Career Pathway Systems: Lessons from Miami
American Youth Policy Forum (AYPF) staff and a group of national leaders recently visited Miami-Dade County Public Schools, renowned for its commitment to providing students with multiple pathways to success. Their career pathway efforts center around programs of study which build students’ competencies in core academic and career areas and provide the opportunity to earn postsecondary and workforce credentials. Learn more here.
Classroom to Career: Leveraging Employment Data to Measure Labor Market Outcomes

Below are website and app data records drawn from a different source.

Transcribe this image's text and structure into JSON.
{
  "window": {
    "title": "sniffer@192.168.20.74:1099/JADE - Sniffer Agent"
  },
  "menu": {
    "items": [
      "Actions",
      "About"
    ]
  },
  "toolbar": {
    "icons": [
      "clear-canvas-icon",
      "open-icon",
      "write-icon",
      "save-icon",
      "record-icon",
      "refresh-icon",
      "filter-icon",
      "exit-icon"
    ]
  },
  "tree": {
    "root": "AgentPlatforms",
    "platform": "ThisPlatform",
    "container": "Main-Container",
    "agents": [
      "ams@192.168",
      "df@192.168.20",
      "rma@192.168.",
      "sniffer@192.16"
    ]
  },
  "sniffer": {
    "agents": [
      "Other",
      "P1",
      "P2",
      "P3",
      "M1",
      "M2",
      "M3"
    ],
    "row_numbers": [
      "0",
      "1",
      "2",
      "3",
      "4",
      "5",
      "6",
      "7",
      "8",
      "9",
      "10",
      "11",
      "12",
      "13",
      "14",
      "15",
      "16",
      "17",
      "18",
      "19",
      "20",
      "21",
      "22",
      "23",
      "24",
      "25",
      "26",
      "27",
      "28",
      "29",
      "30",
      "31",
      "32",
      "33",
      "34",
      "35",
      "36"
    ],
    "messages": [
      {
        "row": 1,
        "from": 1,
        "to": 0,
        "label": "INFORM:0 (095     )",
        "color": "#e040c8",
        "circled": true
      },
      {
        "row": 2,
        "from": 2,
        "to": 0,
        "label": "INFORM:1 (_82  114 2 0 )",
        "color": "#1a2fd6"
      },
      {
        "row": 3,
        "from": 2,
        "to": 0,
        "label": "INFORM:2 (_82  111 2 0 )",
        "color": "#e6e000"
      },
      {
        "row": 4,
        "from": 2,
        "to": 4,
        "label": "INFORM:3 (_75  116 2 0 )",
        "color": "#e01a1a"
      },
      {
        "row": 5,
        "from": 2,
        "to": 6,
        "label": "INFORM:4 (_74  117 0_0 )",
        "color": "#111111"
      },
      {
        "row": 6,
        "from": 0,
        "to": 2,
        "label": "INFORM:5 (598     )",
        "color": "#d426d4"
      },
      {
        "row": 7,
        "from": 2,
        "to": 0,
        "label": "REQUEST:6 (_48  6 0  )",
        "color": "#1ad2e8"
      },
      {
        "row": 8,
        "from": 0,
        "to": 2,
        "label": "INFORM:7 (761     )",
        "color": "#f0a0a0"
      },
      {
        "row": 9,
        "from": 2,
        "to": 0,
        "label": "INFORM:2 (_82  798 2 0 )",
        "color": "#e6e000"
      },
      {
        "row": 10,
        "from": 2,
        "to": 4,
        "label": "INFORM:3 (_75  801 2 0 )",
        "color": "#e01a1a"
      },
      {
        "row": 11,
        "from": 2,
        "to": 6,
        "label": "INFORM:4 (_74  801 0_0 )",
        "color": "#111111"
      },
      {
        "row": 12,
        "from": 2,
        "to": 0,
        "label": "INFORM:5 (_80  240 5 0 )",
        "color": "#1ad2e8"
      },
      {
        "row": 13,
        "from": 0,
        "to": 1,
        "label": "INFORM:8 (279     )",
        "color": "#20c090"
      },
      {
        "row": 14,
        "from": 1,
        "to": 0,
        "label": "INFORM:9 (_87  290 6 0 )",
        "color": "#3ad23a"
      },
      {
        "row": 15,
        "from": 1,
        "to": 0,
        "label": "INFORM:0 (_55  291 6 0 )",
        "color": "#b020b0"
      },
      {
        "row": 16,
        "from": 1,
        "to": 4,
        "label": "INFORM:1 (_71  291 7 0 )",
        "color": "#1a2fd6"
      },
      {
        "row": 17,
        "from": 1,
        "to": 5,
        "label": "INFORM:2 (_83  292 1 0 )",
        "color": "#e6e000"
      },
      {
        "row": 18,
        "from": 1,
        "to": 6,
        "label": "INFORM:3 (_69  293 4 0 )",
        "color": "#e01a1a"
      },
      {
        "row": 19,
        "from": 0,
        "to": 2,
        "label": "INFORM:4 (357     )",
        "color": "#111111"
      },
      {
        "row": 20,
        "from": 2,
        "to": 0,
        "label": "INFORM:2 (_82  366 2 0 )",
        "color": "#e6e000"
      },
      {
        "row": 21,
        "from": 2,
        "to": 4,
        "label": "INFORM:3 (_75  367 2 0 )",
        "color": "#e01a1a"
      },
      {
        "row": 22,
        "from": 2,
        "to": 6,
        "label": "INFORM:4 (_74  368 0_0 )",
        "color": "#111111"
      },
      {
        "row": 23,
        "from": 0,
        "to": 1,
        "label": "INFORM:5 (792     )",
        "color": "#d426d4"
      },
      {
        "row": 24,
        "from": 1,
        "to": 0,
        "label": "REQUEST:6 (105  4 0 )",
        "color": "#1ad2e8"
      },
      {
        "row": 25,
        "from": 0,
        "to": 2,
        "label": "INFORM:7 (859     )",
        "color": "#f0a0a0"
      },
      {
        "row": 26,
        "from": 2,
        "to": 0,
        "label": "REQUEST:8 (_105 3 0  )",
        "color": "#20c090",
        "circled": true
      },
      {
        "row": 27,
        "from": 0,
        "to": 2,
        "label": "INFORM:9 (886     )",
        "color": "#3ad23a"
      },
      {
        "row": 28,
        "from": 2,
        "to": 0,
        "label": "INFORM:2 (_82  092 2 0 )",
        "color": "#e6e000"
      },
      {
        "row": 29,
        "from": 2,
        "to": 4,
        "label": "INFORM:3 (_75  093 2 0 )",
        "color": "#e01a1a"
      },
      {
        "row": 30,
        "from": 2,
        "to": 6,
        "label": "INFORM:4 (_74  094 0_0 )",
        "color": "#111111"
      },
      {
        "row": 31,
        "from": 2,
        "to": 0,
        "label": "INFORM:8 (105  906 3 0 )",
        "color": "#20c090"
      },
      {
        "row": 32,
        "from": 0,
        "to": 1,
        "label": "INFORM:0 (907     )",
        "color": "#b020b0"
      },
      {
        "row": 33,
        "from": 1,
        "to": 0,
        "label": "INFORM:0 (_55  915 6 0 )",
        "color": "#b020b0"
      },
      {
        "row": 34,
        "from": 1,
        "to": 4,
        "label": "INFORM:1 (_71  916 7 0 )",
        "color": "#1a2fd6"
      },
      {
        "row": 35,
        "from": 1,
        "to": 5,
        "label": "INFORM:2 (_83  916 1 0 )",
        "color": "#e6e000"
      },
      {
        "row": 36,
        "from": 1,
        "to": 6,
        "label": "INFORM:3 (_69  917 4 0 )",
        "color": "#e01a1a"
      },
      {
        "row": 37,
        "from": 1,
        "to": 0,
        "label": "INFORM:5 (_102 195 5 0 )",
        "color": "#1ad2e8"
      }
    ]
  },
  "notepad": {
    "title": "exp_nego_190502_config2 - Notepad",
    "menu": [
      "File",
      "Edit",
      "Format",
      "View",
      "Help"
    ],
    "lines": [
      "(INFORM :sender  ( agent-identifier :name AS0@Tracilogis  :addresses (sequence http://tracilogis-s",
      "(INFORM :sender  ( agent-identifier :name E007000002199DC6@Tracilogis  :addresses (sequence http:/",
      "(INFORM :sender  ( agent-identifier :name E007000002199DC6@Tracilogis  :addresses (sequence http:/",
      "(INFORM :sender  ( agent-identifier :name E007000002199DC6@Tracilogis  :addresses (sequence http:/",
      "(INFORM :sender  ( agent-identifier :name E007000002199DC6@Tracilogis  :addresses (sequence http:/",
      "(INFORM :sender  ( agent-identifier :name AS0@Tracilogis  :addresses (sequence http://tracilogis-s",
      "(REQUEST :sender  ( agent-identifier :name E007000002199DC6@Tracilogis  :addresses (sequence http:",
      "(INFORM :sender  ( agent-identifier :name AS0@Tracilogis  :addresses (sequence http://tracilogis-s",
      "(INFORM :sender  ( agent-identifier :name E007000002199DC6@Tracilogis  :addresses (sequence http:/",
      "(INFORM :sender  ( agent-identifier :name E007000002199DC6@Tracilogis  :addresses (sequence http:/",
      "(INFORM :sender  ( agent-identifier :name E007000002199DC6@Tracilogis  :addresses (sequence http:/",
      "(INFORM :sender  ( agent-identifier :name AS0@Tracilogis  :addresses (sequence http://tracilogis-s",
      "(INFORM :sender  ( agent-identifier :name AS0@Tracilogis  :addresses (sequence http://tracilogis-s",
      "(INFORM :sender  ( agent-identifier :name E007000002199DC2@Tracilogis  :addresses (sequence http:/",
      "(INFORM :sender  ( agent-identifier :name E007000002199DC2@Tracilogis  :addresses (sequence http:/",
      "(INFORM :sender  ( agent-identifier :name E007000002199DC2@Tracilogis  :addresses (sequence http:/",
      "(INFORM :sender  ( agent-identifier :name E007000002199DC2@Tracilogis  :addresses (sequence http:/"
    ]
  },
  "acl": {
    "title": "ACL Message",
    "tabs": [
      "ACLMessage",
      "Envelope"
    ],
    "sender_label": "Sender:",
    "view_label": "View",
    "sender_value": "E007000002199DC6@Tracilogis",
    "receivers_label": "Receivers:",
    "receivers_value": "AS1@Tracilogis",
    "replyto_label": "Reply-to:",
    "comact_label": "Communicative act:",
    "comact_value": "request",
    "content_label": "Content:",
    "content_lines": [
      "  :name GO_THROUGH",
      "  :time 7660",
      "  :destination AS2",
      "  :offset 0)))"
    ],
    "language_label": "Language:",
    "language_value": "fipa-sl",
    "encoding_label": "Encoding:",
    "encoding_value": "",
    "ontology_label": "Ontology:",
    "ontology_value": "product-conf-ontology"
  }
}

The Institute for Higher Education Policy (IHEP) report explores the challenges and opportunities to connect state and federal level employment data with student records to determine labor market outcomes for postsecondary programs and institutions. The report, written by Rachel Zinn, Director of the Workforce Data Quality Campaign, proposes strategies to help agencies and institutions more effectively collect and share information, and provides recommendations on federal and state policies to better inform students and other key stakeholders. Read more here.
Talent Orchestrators: Scaling Youth Employment Through Business-Facing Intermediaries
A recent paper from the U.S. Chamber of Commerce Foundation examines the role of “business-facing intermediaries” in helping to address the problem of youth unemployment at a time when the business community is in dire need of talent. Noting that half of employers are unable to fill vacant positions and only 11% of employers feel newly credentialed graduates are ready for work, the paper provides concrete examples of how business-facing intermediaries – such as the Boston Private Industry Council, STEP-UP Achieve in Minneapolis, and i.c. stars in Chicago, among others, are producing positive results for youth and the private sector. Read the report here.
The Path Least Taken III: Rigor and Focus in High School Pays Dividends in the Future
A new report from the Center for Public Education (CPE), a policy research initiative of the National School Boards Association, finds that high school graduates who enter the workforce directly instead of attending college can achieve similar and, in some cases, greater economic and social success than college goers, provided those graduates received a rigorous education during their high school years. The report, focuses on a group of high school graduates the authors describe as “high credentialed,” those who earned at least a C+ grade point average; completed Algebra II, advanced biology, and at least three career and technical education courses in a specific labor market area; and obtained a professional certification or license. Read the report here.
STEM Classroom to Career: Opportunities to Close the Gap
The Research Consortium on STEM Career Pathways, led by the Educational Research Center of America, conducted a national survey of high school students in STEM classes during Spring 2015. Their new report draws on those data to identify opportunities, challenges, and promising practices for leveraging equity to meet STEM workforce needs. Read the report here.
Who You Know Matters. So Why Isn’t Edtech Helping Students Build Social Capital?
Julia Freeland Fisher (@juliaffreeland), Director of Education Research at the Clayton Christensen Institute, offers a thought-provoking post urging the EdTech sector to focus more on developing and scaling technologies aimed at helping students build social capital. “In the present moment, online or blended interactions may pale in comparison to face-to-face relationships. But these technology-enabled interactions need not compete head on with state-of-the-art face-to-face supports. Instead, they promise to offer new connections in circumstances where the current alternative is nothing at all.” Read more here.